Tsunami warning! All is well here.

Hey all, despite the Tsunami warning here last night from the earth 8.3 quake in Chile we are safe and sound. It was a non event and we didn't even have the water go up at all. We are doing great and enjoying the sun and beautiful blue water. 

 Love you all -- Darren and Jodi

Saturday, September 12, 2015

HAPPY BIRTHDAY CALEB!!!!



Remember when? It's warmer here!

E koika hanau! That’s “happy birthday to you” in Marquesan! We hope you are having a GREAT birthday on this, one of the really big ones! We wish we could be there with you (or you here with us!) to celebrate.  We have been having wind the last two days so we could all be kiting together! There is also a small mountain you could hike with a great view over the lagoon, motus and to the neighboring islands.

We really wish we could be there tomorrow to help honor all of your hard work in your Eagle Scout accomplishments too. Congratulations and well done! We will be thinking of you at noon our time.

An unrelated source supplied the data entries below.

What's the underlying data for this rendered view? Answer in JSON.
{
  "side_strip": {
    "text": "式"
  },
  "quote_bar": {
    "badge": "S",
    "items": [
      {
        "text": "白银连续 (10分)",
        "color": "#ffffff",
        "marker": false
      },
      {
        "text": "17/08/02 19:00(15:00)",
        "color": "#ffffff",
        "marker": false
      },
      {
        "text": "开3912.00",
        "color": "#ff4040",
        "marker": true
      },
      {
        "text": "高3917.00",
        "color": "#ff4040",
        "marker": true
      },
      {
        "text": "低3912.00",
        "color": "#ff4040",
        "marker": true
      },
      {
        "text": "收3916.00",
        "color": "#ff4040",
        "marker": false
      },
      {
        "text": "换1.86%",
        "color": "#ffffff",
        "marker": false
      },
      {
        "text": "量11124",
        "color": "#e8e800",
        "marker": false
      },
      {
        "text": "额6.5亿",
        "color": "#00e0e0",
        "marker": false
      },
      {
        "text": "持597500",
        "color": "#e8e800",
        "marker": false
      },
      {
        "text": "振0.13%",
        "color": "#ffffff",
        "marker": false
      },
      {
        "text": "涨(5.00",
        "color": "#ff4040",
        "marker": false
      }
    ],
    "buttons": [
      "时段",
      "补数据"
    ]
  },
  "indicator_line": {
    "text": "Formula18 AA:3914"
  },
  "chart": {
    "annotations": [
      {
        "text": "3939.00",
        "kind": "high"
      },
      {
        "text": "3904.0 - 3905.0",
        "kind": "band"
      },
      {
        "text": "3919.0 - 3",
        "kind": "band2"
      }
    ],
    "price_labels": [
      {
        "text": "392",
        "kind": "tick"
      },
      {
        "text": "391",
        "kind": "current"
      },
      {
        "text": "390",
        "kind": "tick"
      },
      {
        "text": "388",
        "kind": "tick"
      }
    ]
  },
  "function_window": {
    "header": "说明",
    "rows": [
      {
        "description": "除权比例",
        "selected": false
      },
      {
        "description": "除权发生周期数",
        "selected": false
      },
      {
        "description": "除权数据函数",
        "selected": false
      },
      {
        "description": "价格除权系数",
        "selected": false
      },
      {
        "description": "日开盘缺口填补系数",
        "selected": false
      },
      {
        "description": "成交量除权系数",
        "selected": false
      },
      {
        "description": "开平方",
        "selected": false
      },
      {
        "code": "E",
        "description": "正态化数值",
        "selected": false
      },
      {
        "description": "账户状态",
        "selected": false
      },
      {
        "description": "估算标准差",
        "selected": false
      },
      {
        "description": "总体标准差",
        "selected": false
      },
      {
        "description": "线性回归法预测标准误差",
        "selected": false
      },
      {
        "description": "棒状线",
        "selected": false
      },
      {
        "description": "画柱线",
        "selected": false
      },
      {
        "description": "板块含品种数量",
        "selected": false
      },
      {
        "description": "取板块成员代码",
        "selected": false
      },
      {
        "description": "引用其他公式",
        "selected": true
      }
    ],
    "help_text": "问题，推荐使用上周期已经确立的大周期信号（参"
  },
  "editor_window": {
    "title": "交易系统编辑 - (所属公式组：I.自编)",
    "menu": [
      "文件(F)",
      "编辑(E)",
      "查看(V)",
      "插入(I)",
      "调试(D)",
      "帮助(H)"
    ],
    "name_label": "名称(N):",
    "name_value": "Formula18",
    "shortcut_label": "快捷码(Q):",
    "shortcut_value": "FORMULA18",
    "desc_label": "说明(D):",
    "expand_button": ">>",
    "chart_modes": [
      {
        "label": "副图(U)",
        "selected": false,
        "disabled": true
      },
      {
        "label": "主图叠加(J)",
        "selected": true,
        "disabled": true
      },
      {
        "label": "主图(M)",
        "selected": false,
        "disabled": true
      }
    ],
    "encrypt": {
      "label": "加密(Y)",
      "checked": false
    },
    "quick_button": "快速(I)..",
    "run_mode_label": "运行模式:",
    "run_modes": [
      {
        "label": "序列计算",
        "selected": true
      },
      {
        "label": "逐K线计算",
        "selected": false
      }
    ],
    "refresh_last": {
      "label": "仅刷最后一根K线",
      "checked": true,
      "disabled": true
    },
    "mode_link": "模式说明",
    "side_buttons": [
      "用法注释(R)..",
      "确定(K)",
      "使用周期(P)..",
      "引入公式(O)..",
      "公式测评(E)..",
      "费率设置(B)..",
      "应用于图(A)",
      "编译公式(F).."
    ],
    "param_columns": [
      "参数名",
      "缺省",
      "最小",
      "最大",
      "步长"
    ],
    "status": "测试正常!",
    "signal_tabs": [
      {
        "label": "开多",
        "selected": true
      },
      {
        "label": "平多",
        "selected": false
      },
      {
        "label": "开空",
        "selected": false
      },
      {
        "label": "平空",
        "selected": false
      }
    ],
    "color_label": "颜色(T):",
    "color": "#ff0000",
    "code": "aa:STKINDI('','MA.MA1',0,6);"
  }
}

I think you would enjoy life in the Society Islands. Most of the islands have an old volcano at their centers, forming the main island, with a lagoon around it and several motus ringing the lagoon. So living on the island means that you have a small mountain to climb in your backyard and the lagoon just a block or two away. 

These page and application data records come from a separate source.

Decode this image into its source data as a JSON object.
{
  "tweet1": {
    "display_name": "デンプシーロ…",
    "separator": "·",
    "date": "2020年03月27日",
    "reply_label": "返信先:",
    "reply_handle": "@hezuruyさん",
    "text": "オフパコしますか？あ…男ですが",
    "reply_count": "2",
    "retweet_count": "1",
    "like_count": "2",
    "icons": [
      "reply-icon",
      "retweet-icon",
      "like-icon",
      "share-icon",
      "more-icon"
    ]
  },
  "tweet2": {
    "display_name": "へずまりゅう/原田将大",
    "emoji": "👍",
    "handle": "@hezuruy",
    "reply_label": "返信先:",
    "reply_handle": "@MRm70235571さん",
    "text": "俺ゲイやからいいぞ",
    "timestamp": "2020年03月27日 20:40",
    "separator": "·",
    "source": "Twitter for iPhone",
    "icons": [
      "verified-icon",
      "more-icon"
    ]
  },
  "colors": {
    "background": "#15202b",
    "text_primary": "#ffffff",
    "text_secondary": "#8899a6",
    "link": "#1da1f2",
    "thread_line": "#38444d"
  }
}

On the small islands like Maupiti, there is only one road around the island and it's less than 100 yards from your house to either the water or the base of the hill.

The small bit of flat land at the base of the hill is where the houses and businesses are.

On larger islands like Bora Bora, Taha’a or Tahiti, there is more landmass to the islands but the hills are so steep that most of the homes are still nestled in a relatively small strip between the base of the hills and the waterfront. Like in this photo of Bora Bora where the mountain is nearly literally in your backyard…


…and you are still only two houses back from the lagoon. 


So you can climb the mountain and then come down and launch your va’a (Polynesian outrigger canoe) for either a peaceful sunset session…


…or a race with your buddies!

video

On Tahiti there is more mountain area for climbing as it is actually two volcanic masses, Tahiti Nui (Tahitian for big) and Tahiti Iti (small) joined at the hip by a small piece of land, like Maui. The highest of the spectacularly sharp peaks on Tahiti Nui is Orohena at 2,238 meters (7,340 feet).

Approaching Point Venus, Tahiti Nui

We didn’t hike it but we did go down to Tahiti Iti so we could see Teahupo'o the day after one of the big swells!

Teahupo'o on a "small" day!

But that’s a whole other story for another day.  We hope you are having a fabulous birthday and can’t wait to see you!
Love and hugs,
Aunt Jodi and Uncle Darren